HENRY PURCELL, ESQ.,
WHO LEFT THIS LIFE
AND IS GONE TO THAT BLESSED PLACE
OBIIT 21 MO. DIE NOVEMBRIS,
We have recognized the Theban cart, with certain modifications, in the mysteries, moralities, or miracle plays of the middle ages. To this same source, through successive stages, we can trace the modern Drama, the Opera, and the Oratorio; the distinction having been gradually drawn between sacred and profane, and scenic representation at length dispensed with, as inconsistent with the sublimities of the former, we have productions such as the “Messiah ” of Handel, or the “Elijah ” of Mendelssohn.
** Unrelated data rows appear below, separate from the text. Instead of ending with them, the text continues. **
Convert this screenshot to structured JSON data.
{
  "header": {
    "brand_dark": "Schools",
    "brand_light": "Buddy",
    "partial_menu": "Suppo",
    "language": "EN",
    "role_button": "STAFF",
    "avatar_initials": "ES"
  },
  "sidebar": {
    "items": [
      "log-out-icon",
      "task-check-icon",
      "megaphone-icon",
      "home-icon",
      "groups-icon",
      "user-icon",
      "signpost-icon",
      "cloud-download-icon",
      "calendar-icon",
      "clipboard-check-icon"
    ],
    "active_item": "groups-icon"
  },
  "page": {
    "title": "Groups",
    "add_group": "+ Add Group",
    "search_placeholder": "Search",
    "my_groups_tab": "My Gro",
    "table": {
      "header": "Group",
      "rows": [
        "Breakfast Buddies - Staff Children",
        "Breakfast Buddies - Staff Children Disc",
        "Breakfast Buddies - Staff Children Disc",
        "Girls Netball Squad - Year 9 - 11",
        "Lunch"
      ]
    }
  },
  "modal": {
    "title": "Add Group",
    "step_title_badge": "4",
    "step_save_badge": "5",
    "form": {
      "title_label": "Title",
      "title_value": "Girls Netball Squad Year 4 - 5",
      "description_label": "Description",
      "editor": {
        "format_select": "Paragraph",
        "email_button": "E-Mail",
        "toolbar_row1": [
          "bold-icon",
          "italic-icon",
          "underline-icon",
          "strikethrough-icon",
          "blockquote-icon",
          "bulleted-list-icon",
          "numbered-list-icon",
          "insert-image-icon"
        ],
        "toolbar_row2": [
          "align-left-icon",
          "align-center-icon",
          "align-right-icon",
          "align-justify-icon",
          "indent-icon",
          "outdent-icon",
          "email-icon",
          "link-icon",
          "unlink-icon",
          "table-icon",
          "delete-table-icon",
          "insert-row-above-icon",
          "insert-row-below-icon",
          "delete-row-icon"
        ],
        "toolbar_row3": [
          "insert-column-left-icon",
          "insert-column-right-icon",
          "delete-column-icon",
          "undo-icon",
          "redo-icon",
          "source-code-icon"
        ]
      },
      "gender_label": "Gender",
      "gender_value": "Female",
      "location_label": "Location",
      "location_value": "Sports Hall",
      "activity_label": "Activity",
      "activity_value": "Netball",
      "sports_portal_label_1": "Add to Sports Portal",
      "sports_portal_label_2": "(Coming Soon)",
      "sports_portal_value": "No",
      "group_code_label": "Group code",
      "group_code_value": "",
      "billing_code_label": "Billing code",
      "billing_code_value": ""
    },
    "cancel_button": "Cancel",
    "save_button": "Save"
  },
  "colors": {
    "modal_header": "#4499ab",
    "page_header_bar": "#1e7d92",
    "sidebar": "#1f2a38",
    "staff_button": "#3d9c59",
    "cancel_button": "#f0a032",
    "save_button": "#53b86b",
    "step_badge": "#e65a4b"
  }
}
In the regular drama, action is allowed to predominate; in the opera, music forms the chief attraction-the libretto, and all the accessories being regarded only as a subordinate medium for the expression of musical thought. The same germ enfolds. Purcell's Shakspere music, and the magnificent instrumental epoch of Germany from Haydn to Mendelssohn, probably culminating in the “Don Giovanni” of Mozart.
It is interesting to note successive styles which have prevailed, the modifications introduced by the various masters, and in how far these led, or were led, by the tastes and necessities of the respective ages in which they lived. Thus to Peri, Monteverde, Carissimi, and several others, as is well known, may be ascribed. the recitative ; to Cavalli, Cesti, &c., the dramatic melody; to
Perti, Colonna, Scarlatti, Leo, and their followers, science; to Porpora, Vinci, Durante, Pergolesi, and other pupils of Scarlatti, expression ; to Glück, the lyrical drama, or the application of dramatic rules involving time, place, and “the unities”-to music as well as words, rendering the one an exponent of the other. Wieland once remarked that “Glück fulfilled one of the finest maxims of Pythagoras in preferring the Muses to the Syrens.” This, however, is only partially true. Many of his airs, simple, graceful, and sweet, deserve to be and probably soon will become better known.And, lastly, we have the great instrumental epoch of the dramatic symphony in Germany.
In the manners and customs, the arts and language of a people, many legible and characteristic traits stand spontaneously or unconsciously self-recorded; and all these bear a certain relation to each other. Here, too, as is, in a higher sense, said of nations and individuals, ' by their fruits ye shall know them.”
National music forms no exception to this universal rule. To illustrate the scope of our proposition, take an example from language as applied to morals :-The word honesty (honneteté) implies civility in France, and probity in England; or another, virtus, valour in Latin, and virtue in English;? while in Italian, virtuoso (a virtuous person) has come to signify one accomplished
1 That of “ Pylades," from his “Iphigenie en Tauride,” is very lovely.
* Kossuth, the great Hungarian exile, instances three words“Gemüth,” “Esprit,” and “Common Sense”-as peculiar respectively to the German, French, and English languages. Each word is so thoroughly characteristic of these nations, as to be quite untranslatable, possessing no equivalent in the language of the other.